- Author(s): Cunningham, Christian Nathaniel
- Advisor(s): Agard, David A
- et al.
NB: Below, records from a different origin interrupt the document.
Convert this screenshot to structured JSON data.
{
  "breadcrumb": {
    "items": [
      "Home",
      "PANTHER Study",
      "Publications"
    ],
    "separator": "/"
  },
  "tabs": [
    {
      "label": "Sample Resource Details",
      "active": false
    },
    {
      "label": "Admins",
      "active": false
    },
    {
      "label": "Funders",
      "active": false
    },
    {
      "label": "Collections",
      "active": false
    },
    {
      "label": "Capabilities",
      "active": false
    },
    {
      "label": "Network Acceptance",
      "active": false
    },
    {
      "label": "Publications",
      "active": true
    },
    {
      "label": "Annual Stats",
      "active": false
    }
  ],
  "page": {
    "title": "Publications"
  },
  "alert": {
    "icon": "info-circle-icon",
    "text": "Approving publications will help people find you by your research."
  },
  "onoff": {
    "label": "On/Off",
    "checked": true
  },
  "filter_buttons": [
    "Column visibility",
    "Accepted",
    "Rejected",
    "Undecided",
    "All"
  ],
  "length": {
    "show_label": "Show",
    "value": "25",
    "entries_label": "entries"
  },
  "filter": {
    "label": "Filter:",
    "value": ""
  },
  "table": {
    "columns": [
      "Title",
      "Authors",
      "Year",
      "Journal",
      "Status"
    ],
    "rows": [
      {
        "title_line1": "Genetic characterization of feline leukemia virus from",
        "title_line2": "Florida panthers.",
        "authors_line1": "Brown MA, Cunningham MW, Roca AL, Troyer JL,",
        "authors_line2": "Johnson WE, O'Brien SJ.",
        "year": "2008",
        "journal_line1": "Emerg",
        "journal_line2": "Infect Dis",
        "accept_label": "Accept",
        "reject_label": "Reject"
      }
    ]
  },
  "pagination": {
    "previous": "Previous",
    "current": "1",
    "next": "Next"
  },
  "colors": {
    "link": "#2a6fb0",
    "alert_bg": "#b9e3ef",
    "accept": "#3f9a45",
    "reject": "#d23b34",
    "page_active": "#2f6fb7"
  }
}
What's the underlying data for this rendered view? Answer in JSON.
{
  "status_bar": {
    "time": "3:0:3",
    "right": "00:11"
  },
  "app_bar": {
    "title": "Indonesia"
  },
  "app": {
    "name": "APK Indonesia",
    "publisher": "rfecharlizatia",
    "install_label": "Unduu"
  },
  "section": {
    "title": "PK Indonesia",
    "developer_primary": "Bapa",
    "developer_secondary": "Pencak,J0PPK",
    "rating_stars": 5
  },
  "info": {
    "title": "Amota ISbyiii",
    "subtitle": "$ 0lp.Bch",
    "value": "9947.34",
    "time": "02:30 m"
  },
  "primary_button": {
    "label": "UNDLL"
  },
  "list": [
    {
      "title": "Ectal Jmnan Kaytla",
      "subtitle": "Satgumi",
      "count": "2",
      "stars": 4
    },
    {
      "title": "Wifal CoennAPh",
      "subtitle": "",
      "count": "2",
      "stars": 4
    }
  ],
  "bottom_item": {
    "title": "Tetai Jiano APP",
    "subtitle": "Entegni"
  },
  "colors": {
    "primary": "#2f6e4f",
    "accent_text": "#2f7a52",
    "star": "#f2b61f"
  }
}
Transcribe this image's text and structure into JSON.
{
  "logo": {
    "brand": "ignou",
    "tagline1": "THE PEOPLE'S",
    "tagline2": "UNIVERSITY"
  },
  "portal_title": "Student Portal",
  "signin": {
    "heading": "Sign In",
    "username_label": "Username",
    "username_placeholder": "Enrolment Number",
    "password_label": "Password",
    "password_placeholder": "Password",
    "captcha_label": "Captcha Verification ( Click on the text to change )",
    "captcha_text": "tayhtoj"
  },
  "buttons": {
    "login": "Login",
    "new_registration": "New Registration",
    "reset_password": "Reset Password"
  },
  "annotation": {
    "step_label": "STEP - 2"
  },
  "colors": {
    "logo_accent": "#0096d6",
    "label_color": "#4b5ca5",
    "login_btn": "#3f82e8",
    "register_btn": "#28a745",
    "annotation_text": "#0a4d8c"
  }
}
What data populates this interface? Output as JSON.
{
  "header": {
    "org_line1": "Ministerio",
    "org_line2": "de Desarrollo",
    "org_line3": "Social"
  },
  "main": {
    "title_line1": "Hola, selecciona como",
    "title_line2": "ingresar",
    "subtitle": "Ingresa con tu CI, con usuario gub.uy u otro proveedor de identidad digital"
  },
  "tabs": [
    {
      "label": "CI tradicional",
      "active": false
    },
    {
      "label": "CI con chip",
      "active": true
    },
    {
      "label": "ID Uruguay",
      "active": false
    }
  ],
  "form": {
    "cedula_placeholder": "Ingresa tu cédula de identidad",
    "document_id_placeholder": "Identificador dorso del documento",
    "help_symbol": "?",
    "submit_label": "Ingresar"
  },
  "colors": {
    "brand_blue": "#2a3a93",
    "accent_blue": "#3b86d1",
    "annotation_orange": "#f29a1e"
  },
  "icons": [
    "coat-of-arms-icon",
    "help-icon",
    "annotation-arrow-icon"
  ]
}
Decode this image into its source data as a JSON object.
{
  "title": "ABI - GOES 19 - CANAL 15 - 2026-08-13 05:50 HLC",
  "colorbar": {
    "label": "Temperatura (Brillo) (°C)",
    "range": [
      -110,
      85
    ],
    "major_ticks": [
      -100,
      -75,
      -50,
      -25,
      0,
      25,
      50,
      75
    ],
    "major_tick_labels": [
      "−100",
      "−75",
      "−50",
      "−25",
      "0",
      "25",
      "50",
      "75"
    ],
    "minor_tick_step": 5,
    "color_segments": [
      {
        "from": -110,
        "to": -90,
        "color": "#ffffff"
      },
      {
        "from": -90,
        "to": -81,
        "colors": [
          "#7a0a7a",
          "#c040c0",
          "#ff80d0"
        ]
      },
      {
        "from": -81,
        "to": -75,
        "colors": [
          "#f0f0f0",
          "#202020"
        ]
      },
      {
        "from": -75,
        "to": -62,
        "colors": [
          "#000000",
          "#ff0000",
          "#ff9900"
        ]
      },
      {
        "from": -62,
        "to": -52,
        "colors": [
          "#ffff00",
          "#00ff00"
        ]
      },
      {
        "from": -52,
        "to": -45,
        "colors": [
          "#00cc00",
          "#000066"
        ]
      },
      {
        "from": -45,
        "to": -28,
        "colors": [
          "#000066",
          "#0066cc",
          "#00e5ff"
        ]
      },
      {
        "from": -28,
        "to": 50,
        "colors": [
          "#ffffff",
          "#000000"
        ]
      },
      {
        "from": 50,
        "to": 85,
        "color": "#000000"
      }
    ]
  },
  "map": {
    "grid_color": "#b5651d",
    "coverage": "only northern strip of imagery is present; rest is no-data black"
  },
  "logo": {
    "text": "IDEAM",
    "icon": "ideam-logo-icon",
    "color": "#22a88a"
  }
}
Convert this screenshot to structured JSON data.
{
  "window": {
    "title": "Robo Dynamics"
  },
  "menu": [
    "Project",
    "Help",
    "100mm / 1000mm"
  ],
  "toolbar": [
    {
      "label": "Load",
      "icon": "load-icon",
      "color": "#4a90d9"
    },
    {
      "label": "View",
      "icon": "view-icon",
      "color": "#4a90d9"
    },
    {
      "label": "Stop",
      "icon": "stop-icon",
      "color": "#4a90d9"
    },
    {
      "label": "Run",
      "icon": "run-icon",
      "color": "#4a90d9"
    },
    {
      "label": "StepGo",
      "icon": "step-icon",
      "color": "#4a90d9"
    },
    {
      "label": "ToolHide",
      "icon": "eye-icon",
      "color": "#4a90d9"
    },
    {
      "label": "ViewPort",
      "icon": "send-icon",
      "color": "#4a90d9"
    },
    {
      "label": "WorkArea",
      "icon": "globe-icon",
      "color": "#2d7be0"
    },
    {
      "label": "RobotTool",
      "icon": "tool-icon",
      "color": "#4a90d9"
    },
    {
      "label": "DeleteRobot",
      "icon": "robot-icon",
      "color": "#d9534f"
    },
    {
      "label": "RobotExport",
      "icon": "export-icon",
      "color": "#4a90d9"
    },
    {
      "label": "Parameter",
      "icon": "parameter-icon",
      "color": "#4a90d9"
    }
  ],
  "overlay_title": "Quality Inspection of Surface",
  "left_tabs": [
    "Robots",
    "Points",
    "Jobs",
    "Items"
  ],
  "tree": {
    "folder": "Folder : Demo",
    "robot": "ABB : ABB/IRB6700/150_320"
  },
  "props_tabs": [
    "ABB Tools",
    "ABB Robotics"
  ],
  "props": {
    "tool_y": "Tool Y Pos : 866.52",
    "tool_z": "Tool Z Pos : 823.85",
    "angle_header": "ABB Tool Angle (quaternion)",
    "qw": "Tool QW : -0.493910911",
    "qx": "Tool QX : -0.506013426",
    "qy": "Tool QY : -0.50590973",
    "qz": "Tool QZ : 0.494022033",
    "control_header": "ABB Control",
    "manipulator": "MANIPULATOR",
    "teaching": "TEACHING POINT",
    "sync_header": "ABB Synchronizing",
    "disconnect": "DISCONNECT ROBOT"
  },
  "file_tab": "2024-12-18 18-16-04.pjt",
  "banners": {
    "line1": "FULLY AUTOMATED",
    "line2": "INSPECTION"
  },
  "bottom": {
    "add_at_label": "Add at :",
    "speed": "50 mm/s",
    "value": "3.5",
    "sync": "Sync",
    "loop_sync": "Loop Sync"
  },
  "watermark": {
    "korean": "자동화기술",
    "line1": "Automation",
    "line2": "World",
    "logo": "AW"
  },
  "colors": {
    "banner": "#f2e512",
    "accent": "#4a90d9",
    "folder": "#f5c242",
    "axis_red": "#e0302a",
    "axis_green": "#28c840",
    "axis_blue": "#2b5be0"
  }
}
Heat Shock Protein 90 (Hsp90) is an essential molecular chaperone that makes up 1-2% of all cytosolic proteins under normal conditions and increases to 4-6% under stress. Unlike other members of the chaperone family, Hsp90 interacts in the later stages of protein folding promoting subtle rearrangements and client protein activation. Although no substrates have been confirmed to date for the bacterial homolog, the eukaryotic homologs have been shown to interact with a wide variety of proteins including kinases, steroid hormone receptors, nitric oxide synthase, and telomerase. Given the critical nature of the proteins listed, Hsp90 has been the focus of several cancer studies and become an attractive target for therapeutics. Crystal structures of the bacterial and yeast Hsp90 homologs provided the first major insight into the role of nucleotide and the dramatic conformational changes that Hsp90 undergoes during its nucleotide cycle. Electron microscopy and SAXS studies further examined these conformational changes and revealed that unlike other chaperones, Hsp90 does not undergo discrete nucleotide driven conformational changes but rather displays a dynamic conformational equilibrium of multiple states that is then shifted towards one state or another by nucleotide. Using ATP hydrolysis and mutational analysis I investigated the interplay between ATP binding and hydrolysis on the closed conformation of Hsp90. Residues of both monomers were shown to participate in a cross-monomer hydrophobic interaction network that synergistically stabilizes a hydrolysis competent conformation providing the first explanation for structural cooperativity and the importance of dimer formation. While investigating these interactions I was also able to clarify the role of the Middle Domain arginine by showing that it is directly involved in stabilizing the closed state of Hsp90 and not involved in the catalysis of ATP as previously thought. All of these studies were built upon the successes of solving crystal structures of Hsp90 homologs in the apo and nucleotide bound states. A large portion of my work was also focused on utilizing other homologs, nucleotide analogs, small molecules, co-chaperones and substrates to attempt to crystallize a novel conformation of Hsp90 that might reveal new insights into its chaperoning mechanism.